Historical archive

Historical archive

Addressing climate change and security in the Security Council

Historical archive

Published under: Solberg's Government

Publisher: Ministry of Foreign Affairs

The impacts of climate change affect international peace and security and need to be addressed by the UN Security Council.

Climate change is a key risk to global peace and stability and a risk multiplier in some of the most volatile regions of the world. The effects of climate change can aggravate and prolong conflicts and make it harder to reach and sustain peace. Half of the 20 countries most vulnerable to global warming are also affected by armed conflict, in particular in regions like the Sahel, the Horn of Africa and the Middle East.  

Norway, as an elected member of the Security Council for the period 2021-22, is working to ensure that the Council recognizes the link between climate change and security and addresses climate-related security risks in specific country contexts.

The UN Security Council has primary responsibility for maintaining international peace and security. Addressing climate change - one of the biggest security threats of the 21st century – should be at the core of its mandate. Climate risks cannot be considered in isolation; they cross agenda items and pillars, interlinked with inequality, human rights and gender. In order to achieve sustainable peace and development, conflict prevention and peacebuilding initiatives must be “climate proofed”.

Norway will strive to ensure that:

  • the UN system collaborates with relevant actors to jointly develop sound climate risk analyses and forecasts, including multi-hazard Early Warning and Response Systems, with clear recommendations for action, building on existing mechanisms, such as the Climate Security Mechanism. Norway has provided about USD 1 million in support to the mechanism for 2019-21.
  • our understanding and knowledge of climate risks are improved and enabling us to act quickly and effectively. Read more about Norway’s support for increasing knowledge about the risks of climate change on peace and security
  • climate risk becomes an integrated part of the conflict prevention agenda. UN Member States, the Secretariat, the Security Council, and the leadership of UN missions and operations must factor in climate risks, and their peace and security impacts, in all conflict prevention and peacebuilding activities.
  • conflict prevention and peacebuilding initiatives are climate proofed so that we can achieve lasting peace settlements and sustainable development. The advisory role of the Peacebuilding Commission on climate risks should be enhanced.
  • climate and security are included in country specific reporting and briefings to the UN General Assembly, UN Security Council, and Economic and Social Council (Ecosoc), including sharing of best practices.
  • support to, and cooperation with, regional and sub-regional organizations, such as the African Union, on climate and security are strengthened.
  • support to adaptation to climate change is increased, in particular in fragile and conflict-affected states.

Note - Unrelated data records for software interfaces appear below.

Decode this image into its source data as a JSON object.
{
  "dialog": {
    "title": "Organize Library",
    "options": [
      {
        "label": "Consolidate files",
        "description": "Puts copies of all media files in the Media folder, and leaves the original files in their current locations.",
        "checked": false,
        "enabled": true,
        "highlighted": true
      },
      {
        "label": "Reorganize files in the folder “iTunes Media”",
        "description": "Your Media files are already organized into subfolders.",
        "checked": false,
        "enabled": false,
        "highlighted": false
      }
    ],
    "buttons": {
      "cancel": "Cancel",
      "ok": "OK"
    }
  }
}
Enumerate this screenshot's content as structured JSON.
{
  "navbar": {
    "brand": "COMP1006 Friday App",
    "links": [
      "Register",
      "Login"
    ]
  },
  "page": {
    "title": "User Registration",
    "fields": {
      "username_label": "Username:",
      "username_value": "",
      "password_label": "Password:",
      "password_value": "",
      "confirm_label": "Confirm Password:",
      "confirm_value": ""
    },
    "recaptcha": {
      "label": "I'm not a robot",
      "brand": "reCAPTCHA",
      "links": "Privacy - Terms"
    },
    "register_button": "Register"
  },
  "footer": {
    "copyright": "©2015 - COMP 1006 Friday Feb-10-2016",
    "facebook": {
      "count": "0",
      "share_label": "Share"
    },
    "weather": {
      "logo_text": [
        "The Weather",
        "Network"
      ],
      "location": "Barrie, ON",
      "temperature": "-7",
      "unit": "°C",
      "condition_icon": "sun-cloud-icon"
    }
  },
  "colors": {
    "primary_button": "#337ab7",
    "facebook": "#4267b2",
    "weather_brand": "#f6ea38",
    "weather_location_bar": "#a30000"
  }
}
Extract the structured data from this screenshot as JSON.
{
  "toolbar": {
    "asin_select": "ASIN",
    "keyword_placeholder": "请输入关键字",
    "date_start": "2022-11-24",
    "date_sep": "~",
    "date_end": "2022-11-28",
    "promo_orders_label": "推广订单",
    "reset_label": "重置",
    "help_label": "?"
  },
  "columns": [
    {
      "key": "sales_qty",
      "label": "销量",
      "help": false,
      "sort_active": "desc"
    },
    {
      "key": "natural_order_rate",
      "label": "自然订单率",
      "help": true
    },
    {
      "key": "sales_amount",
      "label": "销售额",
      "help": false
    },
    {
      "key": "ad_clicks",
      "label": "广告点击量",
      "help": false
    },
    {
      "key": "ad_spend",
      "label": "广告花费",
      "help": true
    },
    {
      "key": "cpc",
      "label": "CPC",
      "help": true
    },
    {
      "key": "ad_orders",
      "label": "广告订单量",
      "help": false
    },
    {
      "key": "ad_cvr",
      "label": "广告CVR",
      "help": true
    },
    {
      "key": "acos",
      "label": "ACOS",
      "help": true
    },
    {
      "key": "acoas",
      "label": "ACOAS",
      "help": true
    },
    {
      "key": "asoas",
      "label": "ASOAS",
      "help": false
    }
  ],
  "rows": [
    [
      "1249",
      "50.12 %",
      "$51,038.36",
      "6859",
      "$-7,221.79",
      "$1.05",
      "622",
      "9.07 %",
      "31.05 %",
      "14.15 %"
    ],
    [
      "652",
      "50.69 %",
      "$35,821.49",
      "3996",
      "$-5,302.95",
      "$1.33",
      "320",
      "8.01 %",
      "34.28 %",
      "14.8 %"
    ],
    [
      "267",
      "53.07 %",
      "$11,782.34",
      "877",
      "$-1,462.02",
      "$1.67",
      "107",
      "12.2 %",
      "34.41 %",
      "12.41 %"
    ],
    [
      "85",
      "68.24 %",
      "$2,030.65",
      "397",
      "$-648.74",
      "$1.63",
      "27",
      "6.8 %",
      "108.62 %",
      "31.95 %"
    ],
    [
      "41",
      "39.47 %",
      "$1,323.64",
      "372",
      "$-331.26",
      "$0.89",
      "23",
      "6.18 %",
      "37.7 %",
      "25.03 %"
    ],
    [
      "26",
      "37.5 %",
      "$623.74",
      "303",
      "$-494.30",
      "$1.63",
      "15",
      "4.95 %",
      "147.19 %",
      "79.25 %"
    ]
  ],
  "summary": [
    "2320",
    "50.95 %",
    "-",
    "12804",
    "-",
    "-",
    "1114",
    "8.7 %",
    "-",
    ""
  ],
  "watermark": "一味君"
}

Women, civil society, youth and indigenous peoples are crucial agents of change in this work.
  • Norway supports the call for a biennial forward-looking report of the Secretary General on climate related security risks and the call to appoint a UN Special Representative (SRSG) on climate and security.